WHAT THE TASK REQUIRES. Word for word, restate every record.
+ + + +
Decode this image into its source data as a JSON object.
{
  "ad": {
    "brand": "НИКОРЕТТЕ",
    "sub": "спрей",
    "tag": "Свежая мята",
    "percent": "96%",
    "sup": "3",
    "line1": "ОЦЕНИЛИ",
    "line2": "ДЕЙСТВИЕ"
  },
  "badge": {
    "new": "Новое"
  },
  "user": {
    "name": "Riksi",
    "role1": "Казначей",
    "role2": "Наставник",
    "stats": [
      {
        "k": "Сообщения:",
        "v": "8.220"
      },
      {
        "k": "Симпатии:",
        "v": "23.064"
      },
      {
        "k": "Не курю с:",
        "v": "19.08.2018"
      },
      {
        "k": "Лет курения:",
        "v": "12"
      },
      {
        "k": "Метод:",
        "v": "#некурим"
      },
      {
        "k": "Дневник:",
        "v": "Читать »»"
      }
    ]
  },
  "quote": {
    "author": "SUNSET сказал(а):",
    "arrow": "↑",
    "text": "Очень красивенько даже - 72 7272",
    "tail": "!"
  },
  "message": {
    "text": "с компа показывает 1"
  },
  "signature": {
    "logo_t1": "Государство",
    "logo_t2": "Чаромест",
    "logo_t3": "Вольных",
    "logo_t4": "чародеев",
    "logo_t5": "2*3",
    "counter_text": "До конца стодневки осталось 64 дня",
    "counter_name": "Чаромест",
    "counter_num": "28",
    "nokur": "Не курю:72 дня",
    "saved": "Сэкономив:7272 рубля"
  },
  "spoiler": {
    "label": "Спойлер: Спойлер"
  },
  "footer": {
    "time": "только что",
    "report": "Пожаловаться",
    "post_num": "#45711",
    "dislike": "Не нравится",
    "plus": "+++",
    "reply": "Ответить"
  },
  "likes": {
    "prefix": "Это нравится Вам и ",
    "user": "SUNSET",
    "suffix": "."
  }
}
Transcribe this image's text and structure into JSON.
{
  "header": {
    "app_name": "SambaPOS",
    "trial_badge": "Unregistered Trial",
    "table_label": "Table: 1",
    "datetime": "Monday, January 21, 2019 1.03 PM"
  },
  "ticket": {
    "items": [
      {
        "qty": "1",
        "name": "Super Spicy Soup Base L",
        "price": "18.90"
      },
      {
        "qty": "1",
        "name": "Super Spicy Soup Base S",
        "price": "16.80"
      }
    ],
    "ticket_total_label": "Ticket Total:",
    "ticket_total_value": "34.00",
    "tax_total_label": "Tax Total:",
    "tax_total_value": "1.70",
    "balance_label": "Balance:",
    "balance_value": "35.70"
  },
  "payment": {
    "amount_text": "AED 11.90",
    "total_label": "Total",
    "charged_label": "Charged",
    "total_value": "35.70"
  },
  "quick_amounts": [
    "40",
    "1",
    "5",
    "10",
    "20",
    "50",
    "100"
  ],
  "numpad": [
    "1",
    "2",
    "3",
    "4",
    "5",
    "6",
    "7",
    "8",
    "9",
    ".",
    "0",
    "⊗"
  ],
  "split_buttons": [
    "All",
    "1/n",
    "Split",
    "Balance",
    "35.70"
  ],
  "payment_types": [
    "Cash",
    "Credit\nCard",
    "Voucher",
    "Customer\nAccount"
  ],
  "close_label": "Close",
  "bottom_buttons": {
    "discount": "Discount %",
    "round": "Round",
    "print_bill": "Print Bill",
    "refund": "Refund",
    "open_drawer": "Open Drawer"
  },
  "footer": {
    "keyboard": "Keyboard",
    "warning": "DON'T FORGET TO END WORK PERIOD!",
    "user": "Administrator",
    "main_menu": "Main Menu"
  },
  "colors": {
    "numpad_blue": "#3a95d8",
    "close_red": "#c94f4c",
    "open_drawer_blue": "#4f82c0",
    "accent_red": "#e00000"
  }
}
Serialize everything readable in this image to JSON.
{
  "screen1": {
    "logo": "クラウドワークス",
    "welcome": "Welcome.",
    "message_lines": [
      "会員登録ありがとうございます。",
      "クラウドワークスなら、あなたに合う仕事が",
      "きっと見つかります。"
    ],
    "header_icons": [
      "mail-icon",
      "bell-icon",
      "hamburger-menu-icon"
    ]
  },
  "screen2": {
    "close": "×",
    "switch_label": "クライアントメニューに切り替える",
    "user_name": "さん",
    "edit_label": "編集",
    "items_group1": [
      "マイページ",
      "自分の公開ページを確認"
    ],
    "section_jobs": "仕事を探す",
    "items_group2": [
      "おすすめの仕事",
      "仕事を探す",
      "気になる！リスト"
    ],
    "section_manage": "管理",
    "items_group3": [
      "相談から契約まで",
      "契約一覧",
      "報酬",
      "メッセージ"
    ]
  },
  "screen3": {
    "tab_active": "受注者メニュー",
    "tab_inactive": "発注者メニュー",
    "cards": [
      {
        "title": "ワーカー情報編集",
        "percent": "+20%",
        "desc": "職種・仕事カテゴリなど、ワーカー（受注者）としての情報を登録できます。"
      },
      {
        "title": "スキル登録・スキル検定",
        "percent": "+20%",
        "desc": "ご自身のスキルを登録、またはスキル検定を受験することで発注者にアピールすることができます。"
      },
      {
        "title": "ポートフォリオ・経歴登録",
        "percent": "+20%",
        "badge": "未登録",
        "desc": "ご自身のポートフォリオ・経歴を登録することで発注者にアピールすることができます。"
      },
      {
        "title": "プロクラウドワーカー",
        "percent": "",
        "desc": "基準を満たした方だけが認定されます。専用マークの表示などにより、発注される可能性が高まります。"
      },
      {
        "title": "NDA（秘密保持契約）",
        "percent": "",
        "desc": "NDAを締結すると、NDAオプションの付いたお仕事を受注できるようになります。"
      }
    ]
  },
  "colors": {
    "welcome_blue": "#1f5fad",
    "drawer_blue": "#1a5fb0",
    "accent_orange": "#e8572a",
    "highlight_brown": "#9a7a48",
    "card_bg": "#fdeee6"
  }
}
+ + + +
RESPONSE BOX.
Decode this image into its source data as a JSON object.
{
  "ad": {
    "brand": "НИКОРЕТТЕ",
    "sub": "спрей",
    "tag": "Свежая мята",
    "percent": "96%",
    "sup": "3",
    "line1": "ОЦЕНИЛИ",
    "line2": "ДЕЙСТВИЕ"
  },
  "badge": {
    "new": "Новое"
  },
  "user": {
    "name": "Riksi",
    "role1": "Казначей",
    "role2": "Наставник",
    "stats": [
      {
        "k": "Сообщения:",
        "v": "8.220"
      },
      {
        "k": "Симпатии:",
        "v": "23.064"
      },
      {
        "k": "Не курю с:",
        "v": "19.08.2018"
      },
      {
        "k": "Лет курения:",
        "v": "12"
      },
      {
        "k": "Метод:",
        "v": "#некурим"
      },
      {
        "k": "Дневник:",
        "v": "Читать »»"
      }
    ]
  },
  "quote": {
    "author": "SUNSET сказал(а):",
    "arrow": "↑",
    "text": "Очень красивенько даже - 72 7272",
    "tail": "!"
  },
  "message": {
    "text": "с компа показывает 1"
  },
  "signature": {
    "logo_t1": "Государство",
    "logo_t2": "Чаромест",
    "logo_t3": "Вольных",
    "logo_t4": "чародеев",
    "logo_t5": "2*3",
    "counter_text": "До конца стодневки осталось 64 дня",
    "counter_name": "Чаромест",
    "counter_num": "28",
    "nokur": "Не курю:72 дня",
    "saved": "Сэкономив:7272 рубля"
  },
  "spoiler": {
    "label": "Спойлер: Спойлер"
  },
  "footer": {
    "time": "только что",
    "report": "Пожаловаться",
    "post_num": "#45711",
    "dislike": "Не нравится",
    "plus": "+++",
    "reply": "Ответить"
  },
  "likes": {
    "prefix": "Это нравится Вам и ",
    "user": "SUNSET",
    "suffix": "."
  }
}
Transcribe this image's text and structure into JSON.
{
  "header": {
    "app_name": "SambaPOS",
    "trial_badge": "Unregistered Trial",
    "table_label": "Table: 1",
    "datetime": "Monday, January 21, 2019 1.03 PM"
  },
  "ticket": {
    "items": [
      {
        "qty": "1",
        "name": "Super Spicy Soup Base L",
        "price": "18.90"
      },
      {
        "qty": "1",
        "name": "Super Spicy Soup Base S",
        "price": "16.80"
      }
    ],
    "ticket_total_label": "Ticket Total:",
    "ticket_total_value": "34.00",
    "tax_total_label": "Tax Total:",
    "tax_total_value": "1.70",
    "balance_label": "Balance:",
    "balance_value": "35.70"
  },
  "payment": {
    "amount_text": "AED 11.90",
    "total_label": "Total",
    "charged_label": "Charged",
    "total_value": "35.70"
  },
  "quick_amounts": [
    "40",
    "1",
    "5",
    "10",
    "20",
    "50",
    "100"
  ],
  "numpad": [
    "1",
    "2",
    "3",
    "4",
    "5",
    "6",
    "7",
    "8",
    "9",
    ".",
    "0",
    "⊗"
  ],
  "split_buttons": [
    "All",
    "1/n",
    "Split",
    "Balance",
    "35.70"
  ],
  "payment_types": [
    "Cash",
    "Credit\nCard",
    "Voucher",
    "Customer\nAccount"
  ],
  "close_label": "Close",
  "bottom_buttons": {
    "discount": "Discount %",
    "round": "Round",
    "print_bill": "Print Bill",
    "refund": "Refund",
    "open_drawer": "Open Drawer"
  },
  "footer": {
    "keyboard": "Keyboard",
    "warning": "DON'T FORGET TO END WORK PERIOD!",
    "user": "Administrator",
    "main_menu": "Main Menu"
  },
  "colors": {
    "numpad_blue": "#3a95d8",
    "close_red": "#c94f4c",
    "open_drawer_blue": "#4f82c0",
    "accent_red": "#e00000"
  }
}
Serialize everything readable in this image to JSON.
{
  "screen1": {
    "logo": "クラウドワークス",
    "welcome": "Welcome.",
    "message_lines": [
      "会員登録ありがとうございます。",
      "クラウドワークスなら、あなたに合う仕事が",
      "きっと見つかります。"
    ],
    "header_icons": [
      "mail-icon",
      "bell-icon",
      "hamburger-menu-icon"
    ]
  },
  "screen2": {
    "close": "×",
    "switch_label": "クライアントメニューに切り替える",
    "user_name": "さん",
    "edit_label": "編集",
    "items_group1": [
      "マイページ",
      "自分の公開ページを確認"
    ],
    "section_jobs": "仕事を探す",
    "items_group2": [
      "おすすめの仕事",
      "仕事を探す",
      "気になる！リスト"
    ],
    "section_manage": "管理",
    "items_group3": [
      "相談から契約まで",
      "契約一覧",
      "報酬",
      "メッセージ"
    ]
  },
  "screen3": {
    "tab_active": "受注者メニュー",
    "tab_inactive": "発注者メニュー",
    "cards": [
      {
        "title": "ワーカー情報編集",
        "percent": "+20%",
        "desc": "職種・仕事カテゴリなど、ワーカー（受注者）としての情報を登録できます。"
      },
      {
        "title": "スキル登録・スキル検定",
        "percent": "+20%",
        "desc": "ご自身のスキルを登録、またはスキル検定を受験することで発注者にアピールすることができます。"
      },
      {
        "title": "ポートフォリオ・経歴登録",
        "percent": "+20%",
        "badge": "未登録",
        "desc": "ご自身のポートフォリオ・経歴を登録することで発注者にアピールすることができます。"
      },
      {
        "title": "プロクラウドワーカー",
        "percent": "",
        "desc": "基準を満たした方だけが認定されます。専用マークの表示などにより、発注される可能性が高まります。"
      },
      {
        "title": "NDA（秘密保持契約）",
        "percent": "",
        "desc": "NDAを締結すると、NDAオプションの付いたお仕事を受注できるようになります。"
      }
    ]
  },
  "colors": {
    "welcome_blue": "#1f5fad",
    "drawer_blue": "#1a5fb0",
    "accent_orange": "#e8572a",
    "highlight_brown": "#9a7a48",
    "card_bg": "#fdeee6"
  }
}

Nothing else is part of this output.